Alex is a roller coaster, all thrills and spills, apparently unpredictable, but moving in an endless electric loop, drinking herbal infused sugar pop concoctions and smoking clove cigarettes to help her forget the sting of more serious addiction. Her most recent is the olive-skinned Phillip, the electrician musician recovering, himself, from a thing difficult to place; he’s inked in beautiful designs, each with a story of its own that he seldom hangs around long enough to tell. Alex believes, above all else, in the power of forgiveness which doesn’t bode well for Phillip. Their house is a menagerie of mixed origin children from previous marriages, a twice removed nephew, and one shared premature miracle boy, who racked up medical bills the size of a mortgage, a honeymoon, and three student loans. Alex has a pinwheel heart that stops and starts on a whim, shoots sparks and smolders. She can light up the night sky, and then fade into a lingering wisp, but the only way she’ll leave Phillip is if she’s pushing up daisies. A ticket she almost punches while cooking spaghetti, the smoke alarm screeching, cats milling over her slumped shoulders, eating noodles and sauce. The mountain dew and meth relapse. Three weeks of detox, and four goldfish die. Phillip plays bocce ball with the children, lights out by nine, but they crawl, one by one, into his bed to crash watching t.v. His heart is a pinball, unbreakable, but unable to travel in simultaneous directions, so to surprise her, he has Alex tattooed on the back of his neck. A social worker interviews the children, and inspects the home while Phillip waters wilted plants, and as she’s leaving, the ceiling fan comes unhinged, jerks and crashes into unwashed dishes in the kitchen sink. Phillip spends his afternoon seeking out shards of glass. Alex returns with a locavore guide, self-help books and a canister of cayenne pepper lemonade.
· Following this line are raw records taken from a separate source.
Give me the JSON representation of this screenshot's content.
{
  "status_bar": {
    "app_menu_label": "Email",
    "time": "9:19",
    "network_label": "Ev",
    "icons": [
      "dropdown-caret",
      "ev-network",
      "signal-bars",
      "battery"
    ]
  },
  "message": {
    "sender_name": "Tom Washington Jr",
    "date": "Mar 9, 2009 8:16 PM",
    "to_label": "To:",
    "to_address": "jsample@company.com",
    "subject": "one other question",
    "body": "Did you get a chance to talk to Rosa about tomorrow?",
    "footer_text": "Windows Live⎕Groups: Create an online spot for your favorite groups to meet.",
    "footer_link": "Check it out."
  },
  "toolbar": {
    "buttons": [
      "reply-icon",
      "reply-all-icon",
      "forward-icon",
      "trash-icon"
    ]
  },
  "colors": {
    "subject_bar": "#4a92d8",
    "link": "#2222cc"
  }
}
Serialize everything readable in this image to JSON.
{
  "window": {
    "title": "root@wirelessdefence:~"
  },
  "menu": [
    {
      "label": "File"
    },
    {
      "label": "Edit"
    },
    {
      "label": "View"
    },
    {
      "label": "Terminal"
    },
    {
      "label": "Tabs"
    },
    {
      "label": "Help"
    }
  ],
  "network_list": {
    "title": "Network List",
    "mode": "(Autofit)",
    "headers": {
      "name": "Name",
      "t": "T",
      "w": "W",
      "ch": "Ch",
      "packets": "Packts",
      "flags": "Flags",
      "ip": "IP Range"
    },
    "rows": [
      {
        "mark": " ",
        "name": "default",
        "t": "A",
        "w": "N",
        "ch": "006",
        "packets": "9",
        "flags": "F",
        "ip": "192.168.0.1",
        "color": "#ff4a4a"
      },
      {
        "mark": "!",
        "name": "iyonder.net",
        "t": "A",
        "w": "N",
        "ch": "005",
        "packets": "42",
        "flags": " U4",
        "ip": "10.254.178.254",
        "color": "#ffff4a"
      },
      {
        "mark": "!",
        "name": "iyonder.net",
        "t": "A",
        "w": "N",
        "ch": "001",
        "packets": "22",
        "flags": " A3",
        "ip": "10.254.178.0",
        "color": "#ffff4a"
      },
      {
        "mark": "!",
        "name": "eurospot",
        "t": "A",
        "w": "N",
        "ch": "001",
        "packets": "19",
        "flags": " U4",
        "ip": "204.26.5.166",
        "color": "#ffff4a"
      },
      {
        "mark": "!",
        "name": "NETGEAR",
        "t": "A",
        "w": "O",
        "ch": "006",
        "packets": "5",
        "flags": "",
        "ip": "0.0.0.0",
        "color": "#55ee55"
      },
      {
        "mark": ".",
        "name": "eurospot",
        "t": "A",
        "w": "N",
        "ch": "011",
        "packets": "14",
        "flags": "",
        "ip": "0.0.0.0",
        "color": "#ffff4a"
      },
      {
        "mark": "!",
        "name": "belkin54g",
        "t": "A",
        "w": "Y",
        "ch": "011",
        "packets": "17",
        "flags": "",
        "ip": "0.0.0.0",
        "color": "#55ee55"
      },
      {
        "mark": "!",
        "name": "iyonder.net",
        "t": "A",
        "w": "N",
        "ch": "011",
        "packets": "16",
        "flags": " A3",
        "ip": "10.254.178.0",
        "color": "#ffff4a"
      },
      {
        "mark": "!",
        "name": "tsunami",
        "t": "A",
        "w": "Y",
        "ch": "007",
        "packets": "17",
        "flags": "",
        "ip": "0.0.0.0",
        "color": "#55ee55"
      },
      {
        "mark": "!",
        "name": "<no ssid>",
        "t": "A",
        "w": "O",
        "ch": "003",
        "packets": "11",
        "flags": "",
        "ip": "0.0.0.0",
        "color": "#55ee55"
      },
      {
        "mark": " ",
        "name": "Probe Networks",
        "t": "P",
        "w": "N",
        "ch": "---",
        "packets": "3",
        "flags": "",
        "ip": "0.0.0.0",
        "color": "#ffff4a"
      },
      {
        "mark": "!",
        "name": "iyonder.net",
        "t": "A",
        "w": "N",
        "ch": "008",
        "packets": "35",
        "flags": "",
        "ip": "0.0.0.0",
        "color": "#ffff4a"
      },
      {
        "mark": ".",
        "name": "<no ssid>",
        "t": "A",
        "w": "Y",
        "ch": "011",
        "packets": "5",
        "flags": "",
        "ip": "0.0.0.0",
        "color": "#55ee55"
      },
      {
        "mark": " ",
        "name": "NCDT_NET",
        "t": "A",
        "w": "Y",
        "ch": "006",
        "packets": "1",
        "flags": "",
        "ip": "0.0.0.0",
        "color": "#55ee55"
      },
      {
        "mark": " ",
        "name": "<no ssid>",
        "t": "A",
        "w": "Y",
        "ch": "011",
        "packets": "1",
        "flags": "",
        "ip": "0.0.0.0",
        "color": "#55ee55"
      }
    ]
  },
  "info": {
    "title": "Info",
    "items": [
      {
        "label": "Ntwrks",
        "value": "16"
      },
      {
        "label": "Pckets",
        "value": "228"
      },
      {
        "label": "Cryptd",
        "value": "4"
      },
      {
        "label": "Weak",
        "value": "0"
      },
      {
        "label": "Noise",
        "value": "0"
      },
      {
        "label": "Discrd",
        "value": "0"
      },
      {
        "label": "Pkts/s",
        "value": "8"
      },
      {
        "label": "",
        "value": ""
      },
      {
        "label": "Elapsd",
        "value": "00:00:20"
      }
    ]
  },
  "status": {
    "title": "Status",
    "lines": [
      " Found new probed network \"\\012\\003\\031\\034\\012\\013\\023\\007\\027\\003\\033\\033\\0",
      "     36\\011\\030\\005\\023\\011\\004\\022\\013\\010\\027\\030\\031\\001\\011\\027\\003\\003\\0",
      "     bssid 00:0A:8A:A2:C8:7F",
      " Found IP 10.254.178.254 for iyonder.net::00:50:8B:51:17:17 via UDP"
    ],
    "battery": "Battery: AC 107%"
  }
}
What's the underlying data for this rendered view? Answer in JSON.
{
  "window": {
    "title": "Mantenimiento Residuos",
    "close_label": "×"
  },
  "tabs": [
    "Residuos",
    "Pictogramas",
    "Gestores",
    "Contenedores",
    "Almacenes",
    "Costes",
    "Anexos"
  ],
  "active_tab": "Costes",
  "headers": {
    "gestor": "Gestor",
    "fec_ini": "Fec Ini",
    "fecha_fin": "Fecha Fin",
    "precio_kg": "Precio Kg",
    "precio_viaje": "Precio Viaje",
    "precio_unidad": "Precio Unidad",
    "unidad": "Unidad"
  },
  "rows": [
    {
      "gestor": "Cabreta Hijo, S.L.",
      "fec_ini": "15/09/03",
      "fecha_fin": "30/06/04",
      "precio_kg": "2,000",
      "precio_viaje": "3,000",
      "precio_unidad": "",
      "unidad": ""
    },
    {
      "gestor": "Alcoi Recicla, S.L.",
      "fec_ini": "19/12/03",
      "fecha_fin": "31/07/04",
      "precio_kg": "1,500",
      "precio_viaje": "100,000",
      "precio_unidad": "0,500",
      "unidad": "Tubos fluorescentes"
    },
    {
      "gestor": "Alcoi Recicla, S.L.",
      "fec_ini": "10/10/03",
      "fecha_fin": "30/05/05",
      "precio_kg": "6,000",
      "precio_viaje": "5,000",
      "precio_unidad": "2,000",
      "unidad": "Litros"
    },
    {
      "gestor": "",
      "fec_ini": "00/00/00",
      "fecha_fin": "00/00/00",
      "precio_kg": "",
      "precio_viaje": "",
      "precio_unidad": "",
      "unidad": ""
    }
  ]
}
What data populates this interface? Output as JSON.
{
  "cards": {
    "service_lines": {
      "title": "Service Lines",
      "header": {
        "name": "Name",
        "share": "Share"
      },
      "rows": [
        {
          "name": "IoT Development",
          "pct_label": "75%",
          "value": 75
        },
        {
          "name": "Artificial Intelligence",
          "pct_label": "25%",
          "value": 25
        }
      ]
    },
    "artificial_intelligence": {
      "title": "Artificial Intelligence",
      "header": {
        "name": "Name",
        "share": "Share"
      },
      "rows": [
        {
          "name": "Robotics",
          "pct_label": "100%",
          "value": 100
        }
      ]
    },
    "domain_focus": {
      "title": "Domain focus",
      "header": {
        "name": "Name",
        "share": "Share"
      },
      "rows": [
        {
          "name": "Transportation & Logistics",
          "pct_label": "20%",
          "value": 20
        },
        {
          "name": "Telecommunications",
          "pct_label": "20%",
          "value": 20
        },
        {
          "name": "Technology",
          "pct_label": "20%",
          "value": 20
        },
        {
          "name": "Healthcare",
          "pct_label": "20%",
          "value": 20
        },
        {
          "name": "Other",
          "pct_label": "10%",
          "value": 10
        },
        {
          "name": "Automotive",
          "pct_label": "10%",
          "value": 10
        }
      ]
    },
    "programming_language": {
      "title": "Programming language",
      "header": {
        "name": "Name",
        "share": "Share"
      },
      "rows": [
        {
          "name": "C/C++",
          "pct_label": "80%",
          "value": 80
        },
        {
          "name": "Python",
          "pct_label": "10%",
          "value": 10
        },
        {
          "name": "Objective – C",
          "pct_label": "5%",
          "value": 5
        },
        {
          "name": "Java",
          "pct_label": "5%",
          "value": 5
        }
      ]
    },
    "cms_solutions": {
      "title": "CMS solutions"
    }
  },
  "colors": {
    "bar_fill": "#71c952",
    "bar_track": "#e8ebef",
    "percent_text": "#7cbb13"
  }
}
She leads the family on a thirty day purge, and sixty days later, the house is vacant, foreclosed, and nobody knows where that energy goes once the circus leaves town.